As Michael Burr said, while the overhead strongly depends on your platform, the overhead is definitely less than the time needed to send them over the wire.
a rough estimate:
800MBit/s payload on a excellent Gigabit wire, 25M-floats/second.
On a 2GHz single core, that gives you a whopping 80 clock cycles for each value converted to break even - anythign less, and you will save time. That should be more than enough on all architectures :)
A simple load-store cycle (barring all caching delays) should be below 5 cycles per value. With instruction interleaving, SIMD extensions and/or parallelizing on multiple cores, you are likely to do multiple conversions in a single cycle.
Also, the receiver will be happy having to handle only half the data. Remember that memory access time is nonlinear.
The only thing arguing against the conversion would be is if the transfer should have minimal CPU load: a modern architecture could transfer the data from disk/memory to bus without CPU intervention. However, with above numbers I'd say that doesn't matter in practice.
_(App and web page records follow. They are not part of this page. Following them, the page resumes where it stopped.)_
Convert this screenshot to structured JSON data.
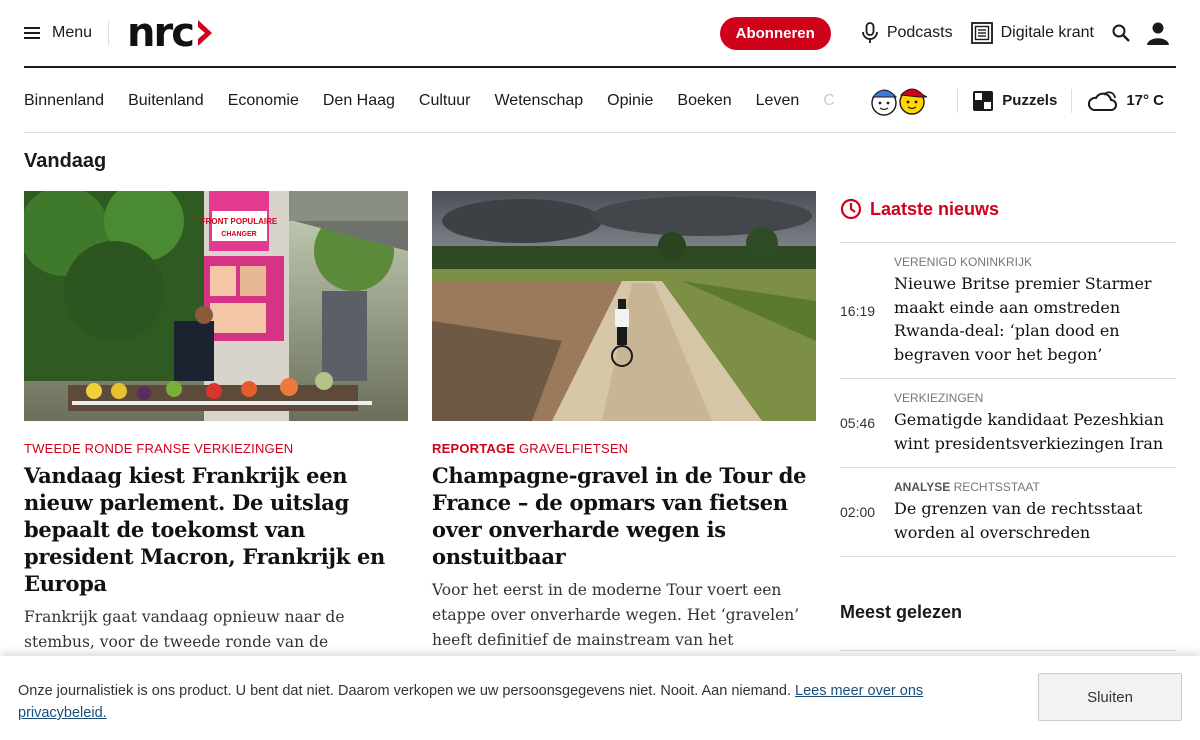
{
  "header": {
    "menu_label": "Menu",
    "logo_text": "nrc",
    "subscribe_label": "Abonneren",
    "podcasts_label": "Podcasts",
    "newspaper_label": "Digitale krant",
    "accent_color": "#d0021b"
  },
  "nav": {
    "sections": [
      "Binnenland",
      "Buitenland",
      "Economie",
      "Den Haag",
      "Cultuur",
      "Wetenschap",
      "Opinie",
      "Boeken",
      "Leven"
    ],
    "overflow_hint": "C",
    "puzzles_label": "Puzzels",
    "weather_temp": "17° C"
  },
  "main": {
    "section_title": "Vandaag",
    "articles": [
      {
        "kicker": "Tweede ronde Franse verkiezingen",
        "kicker_bold": "",
        "headline": "Vandaag kiest Frankrijk een nieuw parlement. De uitslag bepaalt de toekomst van president Macron, Frankrijk en Europa",
        "lede": "Frankrijk gaat vandaag opnieuw naar de stembus, voor de tweede ronde van de parlementsverkiezingen. Hoeveel macht heeft",
        "poster_text_1": "FRONT POPULAIRE",
        "poster_text_2": "CHANGER"
      },
      {
        "kicker_bold": "Reportage",
        "kicker": "Gravelfietsen",
        "headline": "Champagne-gravel in de Tour de France – de opmars van fietsen over onverharde wegen is onstuitbaar",
        "lede": "Voor het eerst in de moderne Tour voert een etappe over onverharde wegen. Het ‘gravelen’ heeft definitief de mainstream van het wielrennen bereikt."
      }
    ]
  },
  "latest": {
    "title": "Laatste nieuws",
    "items": [
      {
        "time": "16:19",
        "kicker_bold": "",
        "kicker": "Verenigd Koninkrijk",
        "title": "Nieuwe Britse premier Starmer maakt einde aan omstreden Rwanda-deal: ‘plan dood en begraven voor het begon’"
      },
      {
        "time": "05:46",
        "kicker_bold": "",
        "kicker": "Verkiezingen",
        "title": "Gematigde kandidaat Pezeshkian wint presidentsverkiezingen Iran"
      },
      {
        "time": "02:00",
        "kicker_bold": "Analyse",
        "kicker": "Rechtsstaat",
        "title": "De grenzen van de rechtsstaat worden al overschreden"
      }
    ],
    "most_read_title": "Meest gelezen"
  },
  "cookie": {
    "text": "Onze journalistiek is ons product. U bent dat niet. Daarom verkopen we uw persoonsgegevens niet. Nooit. Aan niemand.",
    "link_label": "Lees meer over ons privacybeleid.",
    "close_label": "Sluiten"
  }
}
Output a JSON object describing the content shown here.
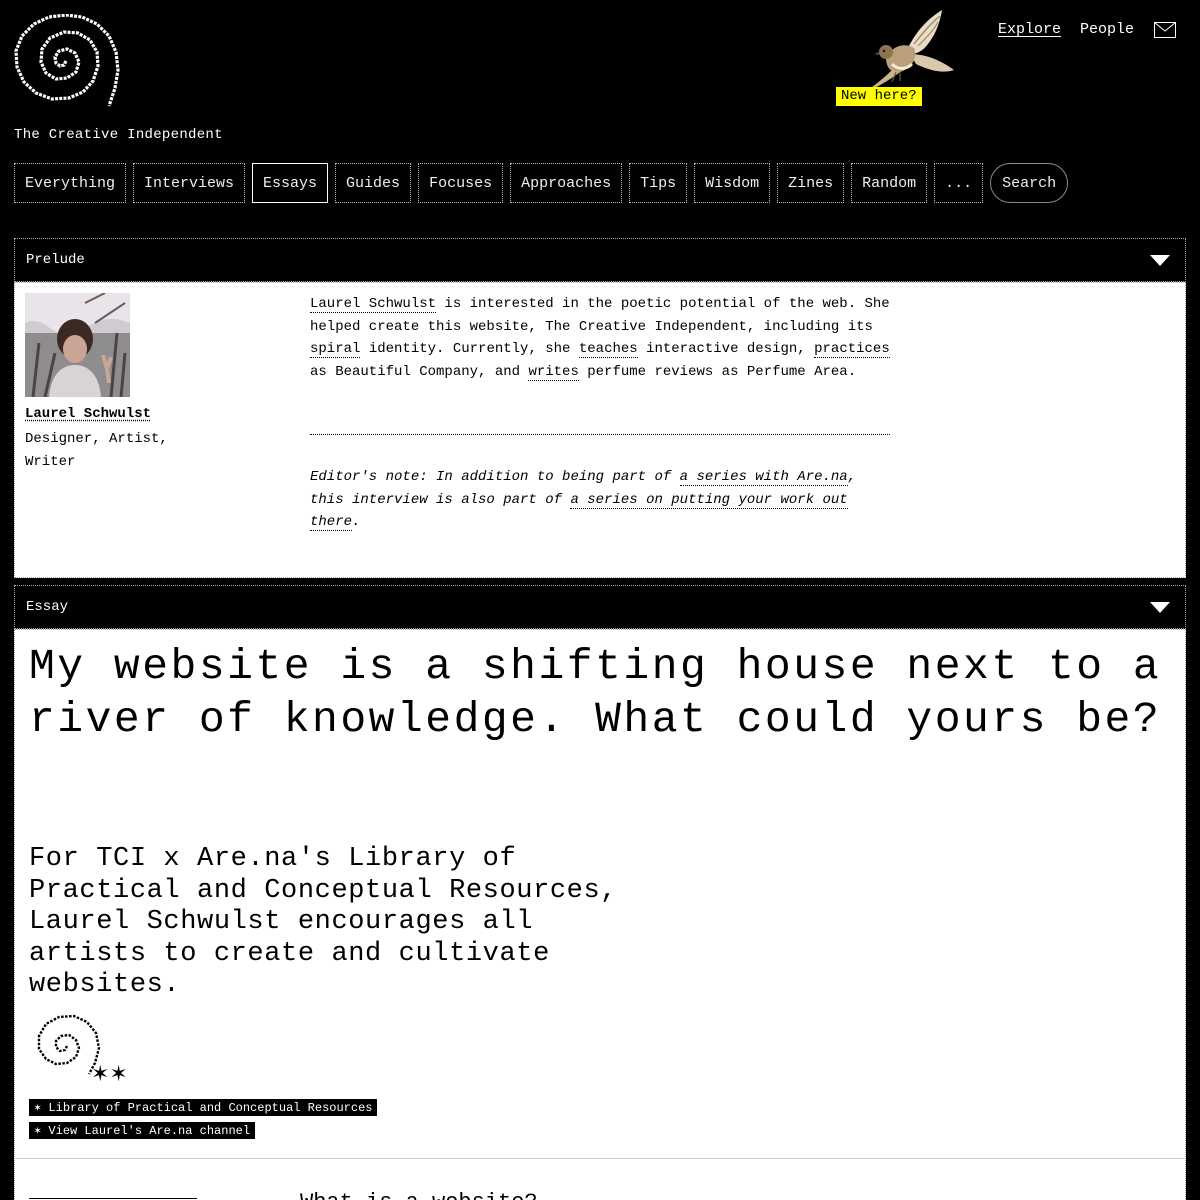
{
  "site": {
    "name": "The Creative Independent",
    "new_here": "New here?"
  },
  "topnav": {
    "explore": "Explore",
    "people": "People"
  },
  "filters": [
    {
      "label": "Everything"
    },
    {
      "label": "Interviews"
    },
    {
      "label": "Essays",
      "active": true
    },
    {
      "label": "Guides"
    },
    {
      "label": "Focuses"
    },
    {
      "label": "Approaches"
    },
    {
      "label": "Tips"
    },
    {
      "label": "Wisdom"
    },
    {
      "label": "Zines"
    },
    {
      "label": "Random"
    },
    {
      "label": "..."
    }
  ],
  "search_label": "Search",
  "prelude": {
    "heading": "Prelude",
    "author_name": "Laurel Schwulst",
    "author_role": "Designer, Artist, Writer",
    "bio": {
      "name_link": "Laurel Schwulst",
      "t1": " is interested in the poetic potential of the web. She helped create this website, The Creative Independent, including its ",
      "spiral": "spiral",
      "t2": " identity. Currently, she ",
      "teaches": "teaches",
      "t3": " interactive design, ",
      "practices": "practices",
      "t4": " as Beautiful Company, and ",
      "writes": "writes",
      "t5": " perfume reviews as Perfume Area."
    },
    "note": {
      "t1": "Editor's note: In addition to being part of ",
      "link1": "a series with Are.na",
      "t2": ", this interview is also part of ",
      "link2": "a series on putting your work out there",
      "t3": "."
    }
  },
  "essay": {
    "heading": "Essay",
    "title": "My website is a shifting house next to a river of knowledge. What could yours be?",
    "dek": "For TCI x Are.na's Library of Practical and Conceptual Resources, Laurel Schwulst encourages all artists to create and cultivate websites.",
    "tag1": "✶ Library of Practical and Conceptual Resources",
    "tag2": "✶ View Laurel's Are.na channel",
    "next_question": "What is a website?"
  }
}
I checked some numbers, the 387 coprocessor would indeed have taken around 70 cycles for a load-store cycle. On the initial pentium, you are down to 3 cycles without any parallelization.
So, unless you run a gigabit network on a 386...